Atlanta has been labeled the capital of the New South. The cosmopolitan hub offers world-class restaurants, a plethora of art and culture, and all the benefits that one would expect from living in a big city. After living in ‘Hotlanta' for 12 years, I can vouch: there's a host of reasons to call this city home, but not every aspect about life in the Georgia capital is positive. If you're stewing over making a move there, read on for the pros and cons of living in Atlanta before you pack your bags and toss any belongings into storage.
If you're looking for a city with a stable job market, Atlanta is a viable choice. Except for the recession years that began in 2007, the city has maintained its spot as one of the country's most thriving economies. With 16 Fortune 500 companies including Home Depot, Delta Airlines, and UPS, Atlanta features a plethora of opportunity in various industries.
Charming in-town neighborhoods
Virginia-Highland, Inman Park, Grant Park, and Decatur among others are some of the best neighborhoods in Atlanta to live because of shopping and dining options as well as beautiful historic districts. These areas also happen to be somewhat walkable, a real bonus in a city plagued by horrific traffic.
Milder winters than other areas of the US
Atlanta doesn't miss the cold entirely, but winters are shorter, and overall, milder than the Northeast and Midwest. It's likely that daytime temperatures will heat up to the 50s and 60s, while overnights can dip into the 20s and 30s. Even when temps go below freezing, you can count on a warming trend shortly.
The reasonable cost of living
Homebuyers get a lot of bang for their buck since the cost of living in Atlanta is pretty reasonable, and renters can count on paying less than many other major cities. Taxes are lower than some other big cities too, but owning a car is a given because public transit remains limited, so you will have to factor that expense into your monthly budget.
This massive project aims to connect 45 in-town neighborhoods by a 22-mile streetcar loop that includes 33 miles of trails and 2,000 public parks. The Beltline serves as a place to walk, run, and bike and provides regional transportation for the community as well as public art projects. The development of The Atlanta BeltLine is ongoing and scheduled to complete in 2030.
Tons to see and do
Atlanta has always had a robust dining scene, and the city's restaurants continue to impress. Music, sports (home of the Atlanta Braves, Hawks and Falcons), craft beer, nightclubs, comedy, museums, art galleries – you'll find a little bit of everything, so you'll never run short on things to do in Atlanta.
Not entirely walkable

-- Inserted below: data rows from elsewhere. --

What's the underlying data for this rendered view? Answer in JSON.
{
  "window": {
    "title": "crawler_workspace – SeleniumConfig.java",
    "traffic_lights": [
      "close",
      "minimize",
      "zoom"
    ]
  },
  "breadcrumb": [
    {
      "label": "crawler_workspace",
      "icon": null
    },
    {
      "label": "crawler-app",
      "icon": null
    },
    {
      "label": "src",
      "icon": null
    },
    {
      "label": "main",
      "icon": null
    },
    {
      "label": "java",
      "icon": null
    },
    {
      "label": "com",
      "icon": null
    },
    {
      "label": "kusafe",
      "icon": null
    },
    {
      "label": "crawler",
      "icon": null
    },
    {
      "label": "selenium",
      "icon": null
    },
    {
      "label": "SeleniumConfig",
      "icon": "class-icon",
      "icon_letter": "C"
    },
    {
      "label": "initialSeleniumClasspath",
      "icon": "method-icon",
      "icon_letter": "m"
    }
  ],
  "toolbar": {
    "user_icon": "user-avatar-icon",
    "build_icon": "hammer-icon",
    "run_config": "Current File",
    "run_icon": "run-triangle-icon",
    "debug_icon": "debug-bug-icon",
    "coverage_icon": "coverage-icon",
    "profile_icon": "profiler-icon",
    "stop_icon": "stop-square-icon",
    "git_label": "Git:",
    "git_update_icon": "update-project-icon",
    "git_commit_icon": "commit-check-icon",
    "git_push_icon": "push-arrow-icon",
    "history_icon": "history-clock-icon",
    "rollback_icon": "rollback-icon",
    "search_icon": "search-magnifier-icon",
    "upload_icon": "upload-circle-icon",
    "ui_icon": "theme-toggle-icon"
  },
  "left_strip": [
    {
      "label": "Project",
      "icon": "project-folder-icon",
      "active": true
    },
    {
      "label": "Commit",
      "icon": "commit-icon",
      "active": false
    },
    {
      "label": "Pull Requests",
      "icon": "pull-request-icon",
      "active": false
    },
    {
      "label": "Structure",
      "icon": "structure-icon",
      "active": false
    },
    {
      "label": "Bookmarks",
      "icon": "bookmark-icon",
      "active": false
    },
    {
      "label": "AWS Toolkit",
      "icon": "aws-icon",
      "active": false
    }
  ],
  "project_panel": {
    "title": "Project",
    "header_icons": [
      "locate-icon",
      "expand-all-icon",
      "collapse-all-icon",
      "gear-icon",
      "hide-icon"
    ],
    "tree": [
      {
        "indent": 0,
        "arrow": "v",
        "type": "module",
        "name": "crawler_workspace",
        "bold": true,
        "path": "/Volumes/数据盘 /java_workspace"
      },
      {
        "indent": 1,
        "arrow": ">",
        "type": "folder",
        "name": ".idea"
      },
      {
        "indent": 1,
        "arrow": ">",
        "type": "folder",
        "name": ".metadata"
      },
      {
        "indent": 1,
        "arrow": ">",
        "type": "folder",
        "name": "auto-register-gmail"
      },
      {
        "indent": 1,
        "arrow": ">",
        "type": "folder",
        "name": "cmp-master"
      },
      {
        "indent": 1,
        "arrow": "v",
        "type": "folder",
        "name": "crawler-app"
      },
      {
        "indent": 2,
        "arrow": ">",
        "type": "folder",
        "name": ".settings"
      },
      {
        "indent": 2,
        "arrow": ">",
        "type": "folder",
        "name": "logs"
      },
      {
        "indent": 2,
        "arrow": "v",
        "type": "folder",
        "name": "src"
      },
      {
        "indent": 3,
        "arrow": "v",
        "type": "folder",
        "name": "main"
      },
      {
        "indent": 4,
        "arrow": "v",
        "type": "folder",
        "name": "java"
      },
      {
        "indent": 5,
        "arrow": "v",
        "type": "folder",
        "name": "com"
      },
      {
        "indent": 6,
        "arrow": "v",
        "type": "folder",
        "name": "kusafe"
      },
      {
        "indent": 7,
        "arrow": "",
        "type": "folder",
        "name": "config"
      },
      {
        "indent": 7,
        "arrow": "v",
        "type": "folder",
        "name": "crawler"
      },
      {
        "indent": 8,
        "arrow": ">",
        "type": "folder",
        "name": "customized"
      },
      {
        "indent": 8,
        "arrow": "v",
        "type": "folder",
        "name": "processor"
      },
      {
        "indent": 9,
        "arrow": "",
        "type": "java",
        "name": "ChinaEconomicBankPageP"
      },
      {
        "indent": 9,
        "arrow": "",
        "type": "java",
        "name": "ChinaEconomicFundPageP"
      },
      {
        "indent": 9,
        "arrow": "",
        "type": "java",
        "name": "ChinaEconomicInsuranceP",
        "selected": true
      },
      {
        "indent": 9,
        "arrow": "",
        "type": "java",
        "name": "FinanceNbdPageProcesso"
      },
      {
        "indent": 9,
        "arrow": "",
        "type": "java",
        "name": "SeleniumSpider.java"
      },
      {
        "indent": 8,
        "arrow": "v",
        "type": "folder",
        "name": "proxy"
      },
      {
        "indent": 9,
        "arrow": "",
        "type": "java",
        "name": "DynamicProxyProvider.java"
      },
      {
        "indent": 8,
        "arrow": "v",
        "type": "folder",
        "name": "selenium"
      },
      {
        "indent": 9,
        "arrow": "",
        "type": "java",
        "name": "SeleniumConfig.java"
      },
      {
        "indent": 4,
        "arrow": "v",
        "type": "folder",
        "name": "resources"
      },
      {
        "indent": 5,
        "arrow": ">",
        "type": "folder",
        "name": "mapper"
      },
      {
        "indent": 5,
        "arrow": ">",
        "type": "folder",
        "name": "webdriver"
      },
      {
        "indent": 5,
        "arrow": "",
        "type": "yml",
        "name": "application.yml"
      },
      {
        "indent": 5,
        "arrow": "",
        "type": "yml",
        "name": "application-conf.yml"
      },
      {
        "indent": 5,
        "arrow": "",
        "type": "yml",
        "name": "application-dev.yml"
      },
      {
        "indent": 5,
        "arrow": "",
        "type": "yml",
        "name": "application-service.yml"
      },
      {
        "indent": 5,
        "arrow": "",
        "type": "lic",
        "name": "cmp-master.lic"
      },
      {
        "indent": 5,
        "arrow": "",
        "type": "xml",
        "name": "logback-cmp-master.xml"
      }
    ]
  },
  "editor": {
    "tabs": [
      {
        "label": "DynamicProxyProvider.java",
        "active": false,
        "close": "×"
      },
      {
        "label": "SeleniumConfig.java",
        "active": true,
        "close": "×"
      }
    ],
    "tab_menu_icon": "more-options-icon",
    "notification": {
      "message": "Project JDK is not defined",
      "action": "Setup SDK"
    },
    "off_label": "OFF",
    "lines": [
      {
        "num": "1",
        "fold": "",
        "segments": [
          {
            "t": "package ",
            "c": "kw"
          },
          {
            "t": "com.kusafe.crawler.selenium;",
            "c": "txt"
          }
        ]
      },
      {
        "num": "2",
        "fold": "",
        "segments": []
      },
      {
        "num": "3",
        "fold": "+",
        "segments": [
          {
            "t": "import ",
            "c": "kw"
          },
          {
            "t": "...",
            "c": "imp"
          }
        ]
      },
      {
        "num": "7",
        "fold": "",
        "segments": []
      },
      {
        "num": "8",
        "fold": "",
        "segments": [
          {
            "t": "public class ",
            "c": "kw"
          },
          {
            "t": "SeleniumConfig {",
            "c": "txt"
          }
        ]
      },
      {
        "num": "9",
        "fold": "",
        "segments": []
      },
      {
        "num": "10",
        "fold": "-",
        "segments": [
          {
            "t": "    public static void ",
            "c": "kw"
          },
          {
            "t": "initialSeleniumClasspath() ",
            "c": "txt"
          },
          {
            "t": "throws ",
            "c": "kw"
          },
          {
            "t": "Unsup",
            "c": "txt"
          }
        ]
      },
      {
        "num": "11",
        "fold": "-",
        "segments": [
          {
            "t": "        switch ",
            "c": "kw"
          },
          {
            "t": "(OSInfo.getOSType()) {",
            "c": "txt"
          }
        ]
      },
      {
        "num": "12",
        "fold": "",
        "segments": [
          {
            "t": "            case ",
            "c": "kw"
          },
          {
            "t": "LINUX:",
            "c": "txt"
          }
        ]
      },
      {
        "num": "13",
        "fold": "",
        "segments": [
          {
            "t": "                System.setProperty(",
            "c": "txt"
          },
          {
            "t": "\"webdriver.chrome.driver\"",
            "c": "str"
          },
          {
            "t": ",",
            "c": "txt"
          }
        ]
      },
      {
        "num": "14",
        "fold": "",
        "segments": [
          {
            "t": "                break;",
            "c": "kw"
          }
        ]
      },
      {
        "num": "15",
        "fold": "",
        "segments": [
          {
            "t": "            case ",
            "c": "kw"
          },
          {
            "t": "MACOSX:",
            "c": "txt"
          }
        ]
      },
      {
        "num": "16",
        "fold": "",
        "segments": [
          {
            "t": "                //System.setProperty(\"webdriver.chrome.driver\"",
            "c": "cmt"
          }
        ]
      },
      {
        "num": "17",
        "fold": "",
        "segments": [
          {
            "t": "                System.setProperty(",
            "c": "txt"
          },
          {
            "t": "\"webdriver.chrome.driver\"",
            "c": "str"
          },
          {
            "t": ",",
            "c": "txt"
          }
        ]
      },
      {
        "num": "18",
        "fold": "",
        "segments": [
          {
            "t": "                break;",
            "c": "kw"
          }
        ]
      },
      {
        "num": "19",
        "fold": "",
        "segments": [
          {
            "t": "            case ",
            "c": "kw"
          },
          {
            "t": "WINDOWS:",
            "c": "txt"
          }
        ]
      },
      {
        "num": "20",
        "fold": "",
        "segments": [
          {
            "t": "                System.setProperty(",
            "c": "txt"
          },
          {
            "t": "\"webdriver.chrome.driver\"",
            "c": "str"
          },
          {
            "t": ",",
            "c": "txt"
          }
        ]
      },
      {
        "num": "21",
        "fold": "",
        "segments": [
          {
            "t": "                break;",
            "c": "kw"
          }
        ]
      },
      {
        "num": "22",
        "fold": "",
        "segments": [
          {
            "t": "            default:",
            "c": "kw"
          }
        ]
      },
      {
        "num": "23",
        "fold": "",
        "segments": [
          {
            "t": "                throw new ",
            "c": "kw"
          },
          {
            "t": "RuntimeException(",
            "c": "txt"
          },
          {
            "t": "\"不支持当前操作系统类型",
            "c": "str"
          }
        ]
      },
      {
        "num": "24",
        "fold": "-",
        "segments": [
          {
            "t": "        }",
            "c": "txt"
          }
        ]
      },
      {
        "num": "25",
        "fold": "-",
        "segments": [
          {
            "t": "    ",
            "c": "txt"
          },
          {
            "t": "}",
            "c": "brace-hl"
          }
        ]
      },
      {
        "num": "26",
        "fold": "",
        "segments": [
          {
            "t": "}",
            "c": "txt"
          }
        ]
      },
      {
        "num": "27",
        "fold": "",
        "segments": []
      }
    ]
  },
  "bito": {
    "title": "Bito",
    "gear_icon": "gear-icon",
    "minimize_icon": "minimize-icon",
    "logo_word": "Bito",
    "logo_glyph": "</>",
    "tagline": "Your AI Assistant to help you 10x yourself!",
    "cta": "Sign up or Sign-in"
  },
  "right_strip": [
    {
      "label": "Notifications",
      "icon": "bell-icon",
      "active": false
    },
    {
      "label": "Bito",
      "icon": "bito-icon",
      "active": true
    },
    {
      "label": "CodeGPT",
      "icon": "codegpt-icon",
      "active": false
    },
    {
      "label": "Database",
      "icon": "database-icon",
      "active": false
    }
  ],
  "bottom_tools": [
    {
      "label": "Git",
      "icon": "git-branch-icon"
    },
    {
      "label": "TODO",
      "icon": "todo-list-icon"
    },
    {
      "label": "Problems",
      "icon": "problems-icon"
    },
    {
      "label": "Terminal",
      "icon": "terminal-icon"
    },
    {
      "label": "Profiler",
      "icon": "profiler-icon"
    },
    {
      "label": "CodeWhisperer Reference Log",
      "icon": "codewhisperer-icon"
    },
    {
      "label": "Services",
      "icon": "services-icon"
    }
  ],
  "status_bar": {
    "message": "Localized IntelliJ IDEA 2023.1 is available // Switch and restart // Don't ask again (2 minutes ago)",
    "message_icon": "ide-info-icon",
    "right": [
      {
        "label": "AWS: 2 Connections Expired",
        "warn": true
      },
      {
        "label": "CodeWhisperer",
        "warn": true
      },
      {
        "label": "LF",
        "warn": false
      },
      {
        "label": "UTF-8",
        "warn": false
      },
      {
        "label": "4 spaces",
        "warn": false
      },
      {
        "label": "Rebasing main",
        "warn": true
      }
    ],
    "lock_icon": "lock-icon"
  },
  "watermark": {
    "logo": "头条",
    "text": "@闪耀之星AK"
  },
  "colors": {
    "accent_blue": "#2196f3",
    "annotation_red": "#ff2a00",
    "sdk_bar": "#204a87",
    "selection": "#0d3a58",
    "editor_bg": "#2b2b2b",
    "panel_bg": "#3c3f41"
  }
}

Atlanta is a driving city and offers limited public transit, so owning a car is a must. Certain in-town neighborhoods such as Virginia Highlands and Decatur are within a walk of some of the city's best shops and restaurants, but locals still need a car to leave their neighborhoods. If a pedestrian-friendly city is high on your wish list, then Atlanta isn't the right city for you.
Minimal public transportation
Riding MARTA is "SMARTA" but it doesn't reach much of Metro Atlanta. The commute can also take almost as long as driving since stations are spread out (you'll have to walk or drive to the train station and park before riding the train to your destination). Hence, why most Atlantans opt to drive everywhere and don't ride MARTA.
This land-locked city stretches nearly 50 miles in all directions. The metropolitan area encompasses more than 8,000 square miles, a land area similar to the state of Massachusetts. With now 14 counties and 50 municipalities, Metro Atlanta will continue to grow, which means that traffic (up next) can only worsen.
Driving in Atlanta is not for the faint of heart. Bearing in mind the number of vehicles on the road each day, it's no surprise that traffic in Atlanta is some of the worst in the nation. Morning rush hour begins as early as 4 a.m. and runs about six hours. Evening rush starts around 3:30 and can easily last until 8 p.m. The downtown connector can bottleneck at any hour of the day, which means you could be in for traffic as late as 10 or 11 p.m. after a night out on the town.
Brutally hot summers
July and August are brutal months in Atlanta when temperatures can reach the 90s or 100s, and humidity can hang above 70%. In the summertime, Atlantans live in air conditioning and limit outdoor activities. If you prefer hot, humid days and sultry summer nights, then the Dogwood City should be high on your list of places to consider living.
It doesn’t snow often, but when it does…
Because Atlanta isn't prepared for winter weather, the city shuts down when the white stuff (or worse, ice) starts falling, making for dangerous driving conditions. While it doesn't snow very often, when it does, snuggle up at home and stay off the roads.